This Week's Sleepers: Billy Cundiff and Paul Edinger


Last week against Oakland, the Baltimore Ravens registered zero sacks and zero turnovers. To say they're hungry would be a tremendous understatement. That's not a good sign for Tim Couch, who has thrown six interceptions and been sacked seven times in his last three meetings against Baltimore. Start the Ravens and expect them to play ferocious defense. They should finish with a minimum of three turnovers and three sacks. - Although they've been painfully average on the road, the Seattle Seahawks' defense and special teams have been rock solid at home. In their last two home games, the Seahawks have logged five turnovers, five sacks and a touchdown. Start them this week against the Cardinals, a team that has given up seven turnovers, a defensive touchdown and a safety in the last two weeks.

This Week's Sleepers: Seattle Seahawks and Chicago Bears

The 6-Pack

Last Week's 6-Pack: Beck's

Price Paid: $7.19

What the Bottle Tells Us: Beck's is brewed under the German purity law of 1516 and won some awards in the late 19th century.

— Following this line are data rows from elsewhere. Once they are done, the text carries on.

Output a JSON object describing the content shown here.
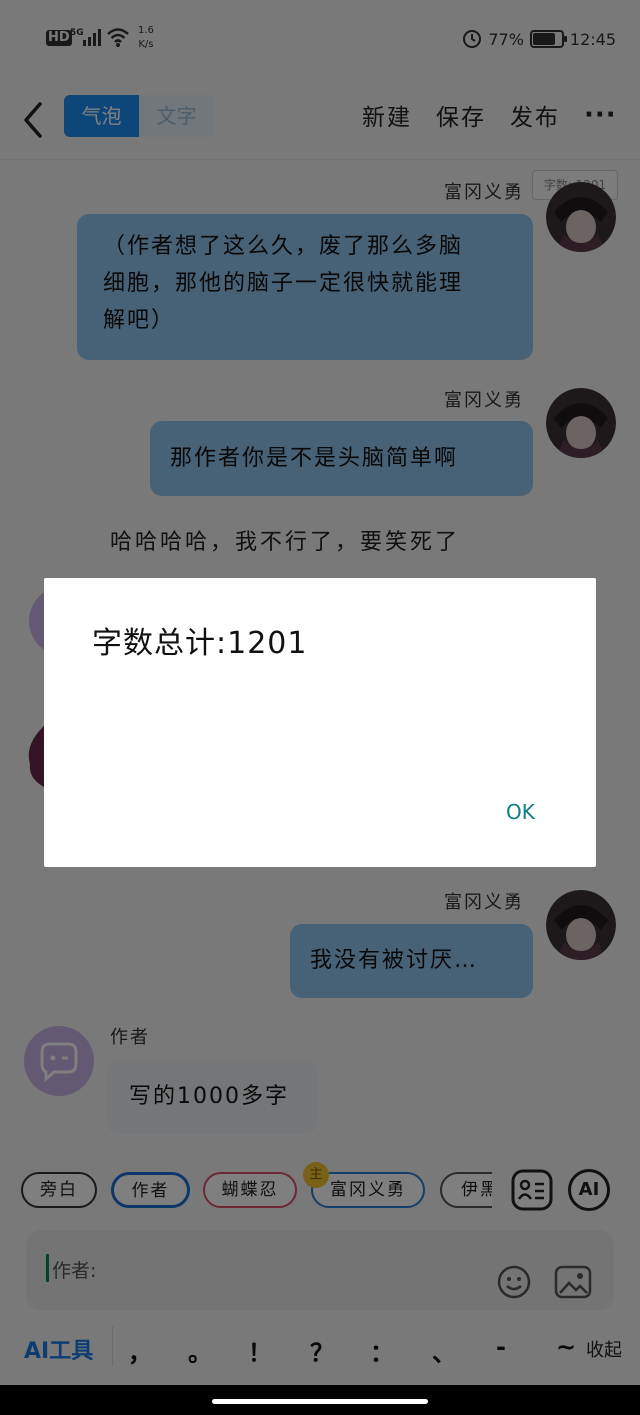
{
  "status_bar": {
    "hd": "HD",
    "network": "5G",
    "speed_value": "1.6",
    "speed_unit": "K/s",
    "battery": "77%",
    "battery_level": 0.77,
    "time": "12:45"
  },
  "header": {
    "mode_bubble": "气泡",
    "mode_text": "文字",
    "new_label": "新建",
    "save_label": "保存",
    "publish_label": "发布",
    "more_label": "···"
  },
  "word_count_badge": "字数: 1201",
  "messages": [
    {
      "sender": "富冈义勇",
      "lines": [
        "（作者想了这么久，废了那么多脑",
        "细胞，那他的脑子一定很快就能理",
        "解吧）"
      ]
    },
    {
      "sender": "富冈义勇",
      "text": "那作者你是不是头脑简单啊"
    },
    {
      "narration": "哈哈哈哈，我不行了，要笑死了"
    },
    {
      "sender": "富冈义勇",
      "text": "我没有被讨厌…"
    },
    {
      "sender": "作者",
      "text": "写的1000多字"
    }
  ],
  "role_chips": [
    {
      "label": "旁白",
      "color": "#333333"
    },
    {
      "label": "作者",
      "color": "#1a6fd0"
    },
    {
      "label": "蝴蝶忍",
      "color": "#d9506a"
    },
    {
      "label": "富冈义勇",
      "color": "#2a7fd0",
      "badge": "主"
    },
    {
      "label": "伊黑",
      "color": "#555555"
    }
  ],
  "ai_button": "AI",
  "input": {
    "prefix": "作者:"
  },
  "toolbar": {
    "ai_tool": "AI工具",
    "punctuation": [
      "，",
      "。",
      "！",
      "？",
      "：",
      "、",
      "-",
      "~"
    ],
    "collapse": "收起"
  },
  "dialog": {
    "title": "字数总计:1201",
    "ok": "OK"
  }
}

What I Say: Germany's number one exported beer is packaged in a green bottle and decked out with a silver foil label. Upon opening my first bottle, I was met with a musty aroma. Had the smell been stronger, it would've been unpleasant. However, it was very low key and therefore didn't turn me off. Beck's pours to a fair head that fritters away soon after it has taken shape. I was struck by how pale and clear this beer is. In fact, it's so light and so clear that if not for the carbonation, you'd think you were drinking a glass of chardonnay. While the aroma and appearance are classically average, Beck's does offer an enjoyable flavor - albeit mellower than I had expected. To me it's like a hopped up Miller Lite. That's not necessarily a knock. In my opinion, Miller Lite is one of the more appealing American macrobrews. Like its American pilsner counterpart, Beck's is very light and drinkable. And yet it adds some nice complexity, a vigorous hop flavor with some subtle grain/barley undertones. All in all, Beck's isn't a beer that I would actively seek out. It's a fine beer, but not great. However, if you're looking to expand your horizons from the mass-marketed American brews, Beck's is an excellent choice.

What Readers Say: Eric Teasley writes, "Becks. I used to work in a German restaurant/bar that featured over 100 German beers and this was always my fave." Eric describes the beer as "very light in body, with crisp acidity and big, big flavors." As for the smell that I noticed straight away, Eric suggests that the "slight skunky nose becomes an old friend by the end of the bottle!"

This Week's 6-Pack: Pete's Wicked Ale

Next week is the final installment of the Weekly 6-Pack, and we'll close it out with an American brew. Pete's Wicked Ale is the flagship product of Pete's Brewing Company and is marketed as America's Original Brown Ale. Whether you've been eliminated from the playoffs or you're still vying for a championship, enjoy this week's games with a 6-Pack of Pete's and e-mail me your thoughts to Cheers!